That’s not to say we want the sugar and fat remaining in our bloodstreams like the picture shown above, but neither do we want high insulin levels to hammer it all into our love handles! [Note: fish oils appear to have the ability to enhance LPL in muscles while decreasing it in fat cells, clearing our bloodstreams of fatty acids with the preferred recipient while improving glucose tolerance to boot!(1)]

Of course, timing is critical to nutrient partitioning, so massive carb intake and a subsequent insulin spike is actually advantageous post-exercise. Just limit it to a few hours after exercise and avoid massive blood sugar/ insulin responses altogether on “off” days.

Figure 2. Typical blood sugar responses to 75 g sugar in bodybuilders

So you see, it’s a management issue. When given enough insulin, pound-for-pound, fat “wins the tug-of-war” in a sense – at least at rest. Those of you who have been reading my work know that I harp on this often but here it is again: insulin is under our control like no other anabolic hormone. Use this power!

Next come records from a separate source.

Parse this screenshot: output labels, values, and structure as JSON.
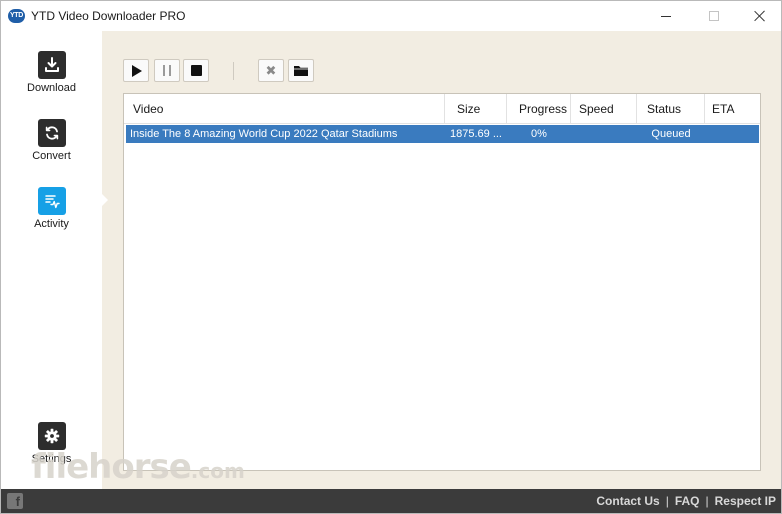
{
  "window": {
    "title": "YTD Video Downloader PRO",
    "logo_text": "YTD"
  },
  "sidebar": {
    "items": [
      {
        "label": "Download",
        "icon": "download-icon"
      },
      {
        "label": "Convert",
        "icon": "convert-icon"
      },
      {
        "label": "Activity",
        "icon": "activity-icon",
        "active": true
      },
      {
        "label": "Settings",
        "icon": "gear-icon"
      }
    ]
  },
  "toolbar": {
    "buttons": [
      "play-icon",
      "pause-icon",
      "stop-icon",
      "cancel-icon",
      "folder-icon"
    ],
    "cancel_glyph": "✖"
  },
  "table": {
    "columns": [
      "Video",
      "Size",
      "Progress",
      "Speed",
      "Status",
      "ETA"
    ],
    "rows": [
      {
        "video": "Inside The 8 Amazing World Cup 2022 Qatar Stadiums",
        "size": "1875.69 ...",
        "progress": "0%",
        "speed": "",
        "status": "Queued",
        "eta": ""
      }
    ]
  },
  "footer": {
    "facebook_glyph": "f",
    "links": [
      "Contact Us",
      "FAQ",
      "Respect IP"
    ],
    "separator": "|"
  },
  "watermark": {
    "text": "filehorse",
    "suffix": ".com"
  },
  "colors": {
    "accent": "#16a0e6",
    "selection": "#3a7bbf",
    "footer_bg": "#3b3b3b",
    "logo_bg": "#1f5ea8"
  }
}
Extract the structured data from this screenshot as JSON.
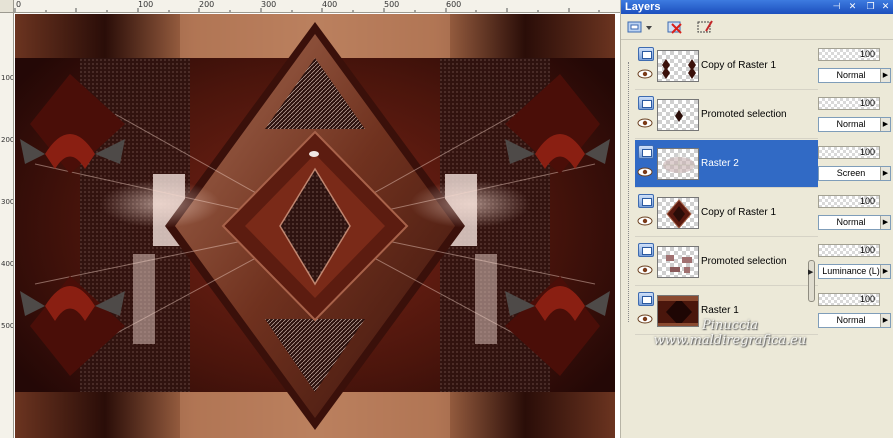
{
  "ruler": {
    "horizontal_labels": [
      "0",
      "100",
      "200",
      "300",
      "400",
      "500",
      "600"
    ],
    "vertical_labels": [
      "100",
      "200",
      "300",
      "400",
      "500"
    ]
  },
  "palette": {
    "title": "Layers",
    "title_buttons": [
      "pin-icon",
      "close-icon",
      "restore-icon",
      "close-window-icon"
    ]
  },
  "toolbar": {
    "tools": [
      "new-raster-layer-icon",
      "delete-layer-icon",
      "edit-selection-icon"
    ]
  },
  "layers": [
    {
      "name": "Copy of Raster 1",
      "opacity": "100",
      "blend": "Normal",
      "selected": false
    },
    {
      "name": "Promoted selection",
      "opacity": "100",
      "blend": "Normal",
      "selected": false
    },
    {
      "name": "Raster 2",
      "opacity": "100",
      "blend": "Screen",
      "selected": true
    },
    {
      "name": "Copy of Raster 1",
      "opacity": "100",
      "blend": "Normal",
      "selected": false
    },
    {
      "name": "Promoted selection",
      "opacity": "100",
      "blend": "Luminance (L)",
      "selected": false
    },
    {
      "name": "Raster 1",
      "opacity": "100",
      "blend": "Normal",
      "selected": false
    }
  ],
  "watermark": {
    "line1": "Pinuccia",
    "line2": "www.maldiregrafica.eu"
  },
  "colors": {
    "selection": "#316ac5",
    "title_bar": "#2a63d0",
    "panel_bg": "#ece9d8"
  }
}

Testosterone, growth hormone, and others are just more stubbornly self-regulating by comparison. And regarding glucose tolerance supplements like chromium, vanadium, magnesium, pinitol and many other botanicals, we need to remember that regulating FOOD is paramount. Less exciting to some perhaps, but paramount! Getting away from excessive saturated fat intake and focusing on monounsaturates (olive oil) and specific polyunsaturates (fish oil), along with fiber and protein, make significant improvements over a period of just weeks!(1, 3, 7, 6, 8, 9, 10) As usual, dietary fat is a huge factor. As noted by Louheranta and colleagues: “Both the amount and quality of dietary fat can modify glucose and insulin metabolism.”(6) Nice!

Well, that’s enough to digest (pun intended) for now. Tune in for Part 2 next week where we discuss ways we can attempt to control insulin’s indiscriminate anabolic functions and end up harnessing Mr. Hyde’s powers for good.

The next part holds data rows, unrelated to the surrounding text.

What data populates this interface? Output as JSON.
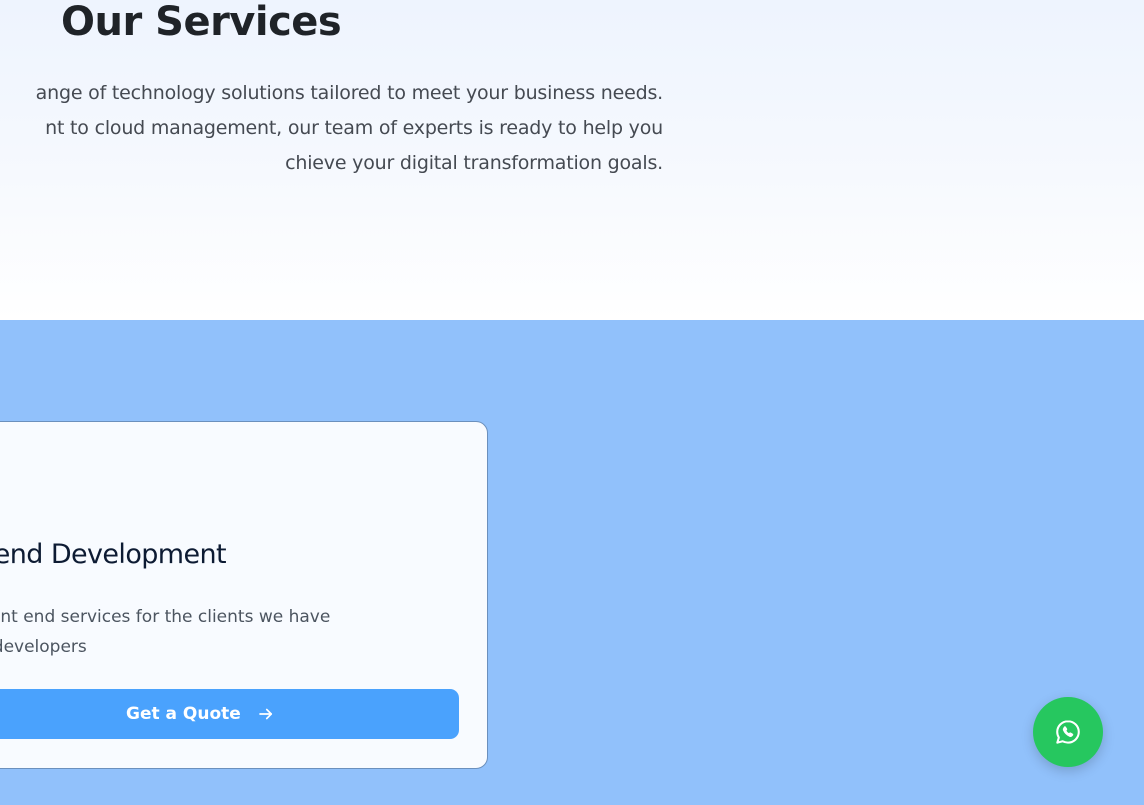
{
  "hero": {
    "title": "Our Services",
    "description_lines": [
      "ange of technology solutions tailored to meet your business needs.",
      "nt to cloud management, our team of experts is ready to help you",
      "chieve your digital transformation goals."
    ]
  },
  "service_card": {
    "title": "end Development",
    "description_lines": [
      "ide front end services for the clients we have",
      "nced developers"
    ],
    "button_label": "Get a Quote",
    "button_icon": "arrow-right-icon"
  },
  "floating_action": {
    "icon": "whatsapp-icon"
  },
  "colors": {
    "band_background": "#91c1fb",
    "button_primary": "#4aa2fd",
    "whatsapp_green": "#26c75f"
  }
}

1. Baltzell, J., Lipoprotein lipase in rats fed fish oil: apparent relationship to plasma insulin levels. Lipids 1991 Apr;26(4):289-94.

2. Brodsky, I. Hormone, cytokine and nutrient interaction. In: Shils, M., et al. (Eds.) Modern Nutrition in Health and Disease. Philadelphia, PA: Lippincott Williams and Wilkins. 699-704.

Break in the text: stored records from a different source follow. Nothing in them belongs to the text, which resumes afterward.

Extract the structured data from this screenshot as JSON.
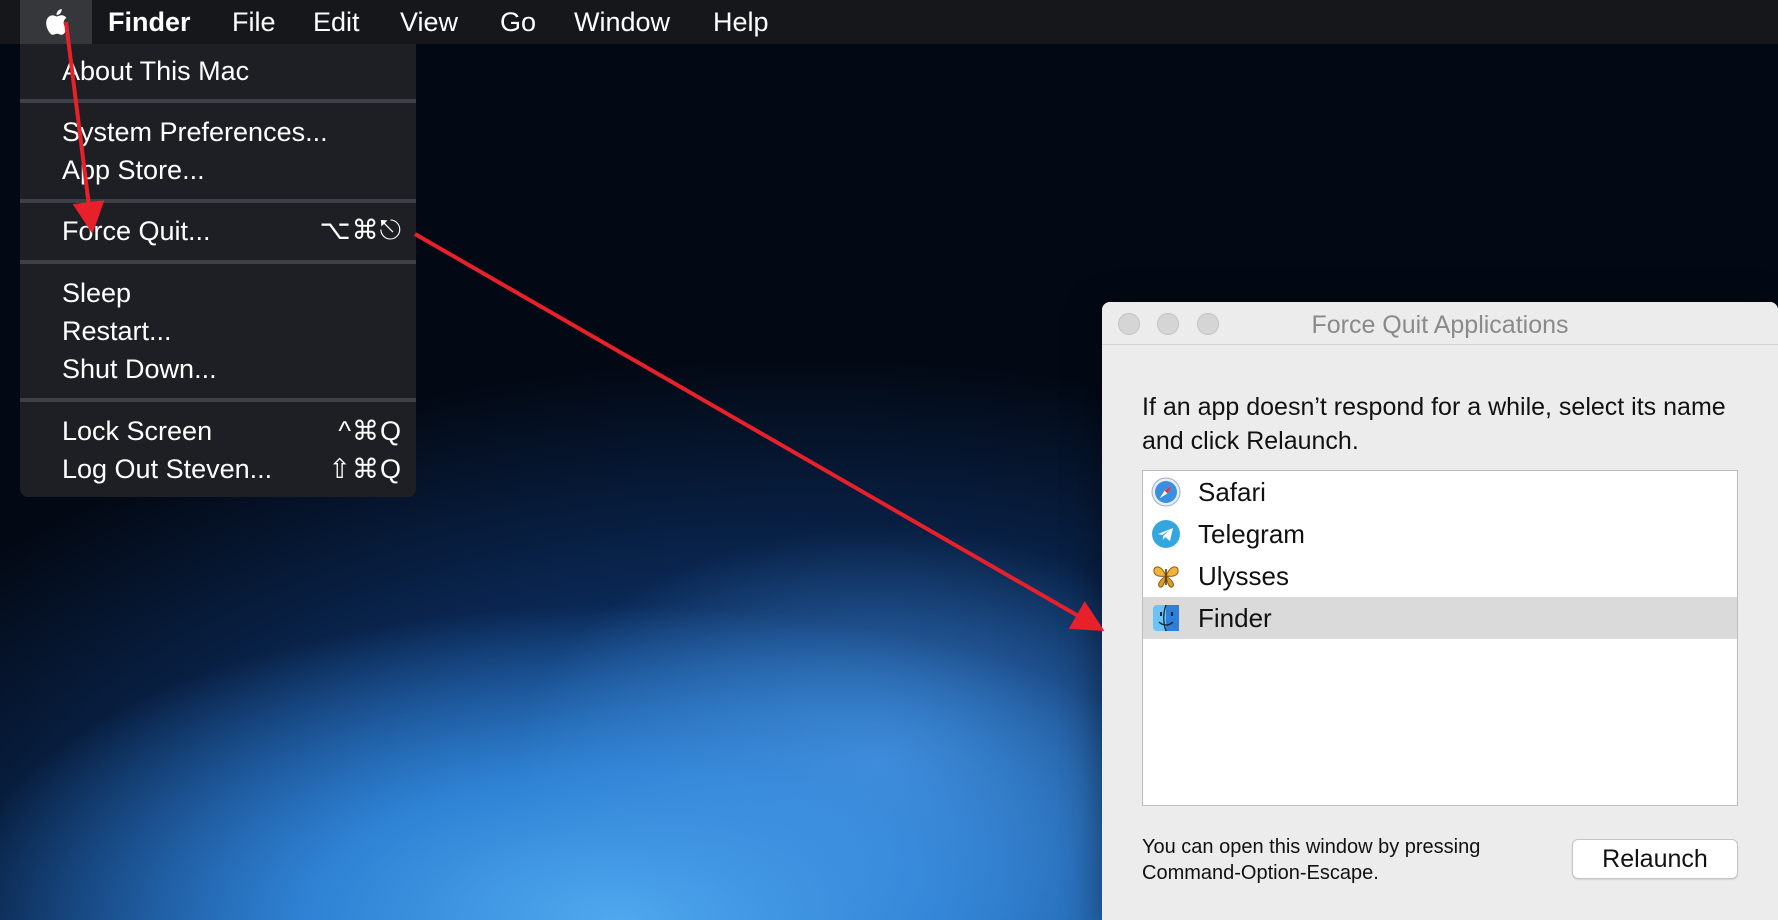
{
  "menubar": {
    "app_name": "Finder",
    "items": [
      "File",
      "Edit",
      "View",
      "Go",
      "Window",
      "Help"
    ]
  },
  "apple_menu": {
    "about": "About This Mac",
    "system_prefs": "System Preferences...",
    "app_store": "App Store...",
    "force_quit": "Force Quit...",
    "force_quit_shortcut": "⌥⌘⎋",
    "sleep": "Sleep",
    "restart": "Restart...",
    "shut_down": "Shut Down...",
    "lock_screen": "Lock Screen",
    "lock_screen_shortcut": "^⌘Q",
    "log_out": "Log Out Steven...",
    "log_out_shortcut": "⇧⌘Q"
  },
  "force_quit_window": {
    "title": "Force Quit Applications",
    "description": "If an app doesn’t respond for a while, select its name and click Relaunch.",
    "apps": [
      {
        "name": "Safari",
        "icon": "safari-icon"
      },
      {
        "name": "Telegram",
        "icon": "telegram-icon"
      },
      {
        "name": "Ulysses",
        "icon": "ulysses-butterfly-icon"
      },
      {
        "name": "Finder",
        "icon": "finder-icon",
        "selected": true
      }
    ],
    "hint": "You can open this window by pressing Command-Option-Escape.",
    "relaunch_label": "Relaunch"
  },
  "annotation_color": "#e8202a"
}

3. Giacco, R., et al. Dietary fibre in treatment of diabetes: myth or reality? Dig Liver Dis. 2002 Sep;34 Suppl 2:S140-4.

4. Ivy, J. The insulin-like effect of muscle contraction. Exerc Sport Sci Rev 1987;15:29-51.

5. Jenkins, D., et al. (1989). Nibbling versus gorging: metabolic advantages of increased meal frequency. N Engl J Med 321(14): 929-934.

6. Lauheranta, A., et al. Association of the fatty acid profile of serum lipids with glucose and insulin metabolism during 2 fat-modified diets in subjects with impaired glucose tolerance. Am J Clin Nutr. 2002 Aug;76(2):331-7.

7. Layman, D., et al. (2003). A reduced ratio of dietary carbohydrate to protein improves body composition and blood lipid profiles during weight loss in adult women. J Nutr 133(2): 411-417.

8. Ou, S. In vitro study of possible role of dietary fiber in lowering postprandial serum glucose. J Agric Food Chem. 2001 Feb;49(2):1026-9.

9. Parcell, A., et al. The effect of encapsulated soluble fiber on carohydrate metabolism during exercise. Int J Sport Nutr. 1999 Mar;9(1):13-23.

10. Rasmussen, O. Favourable effect of olive oil in patients with non-insulin-dependent diabetes. The effect on blood pressure, blood glucose and lipid levels of a high-fat diet rich in monounsaturated fat compared with a carbohydrate-rich diet. Ugeskr Laeger 1995 Feb 20;157(8):1028-32.

11. Speechly, D. and Buffenstein, R. (1999). Greater appetite control associated with an increased frequency of eating in lean males. Appetite 33(3): 285-297.

12. Vessby, B. Dietary fat and insulin action in humans. Br J Nutr. 2000 Mar;83 Suppl 1:S91-6.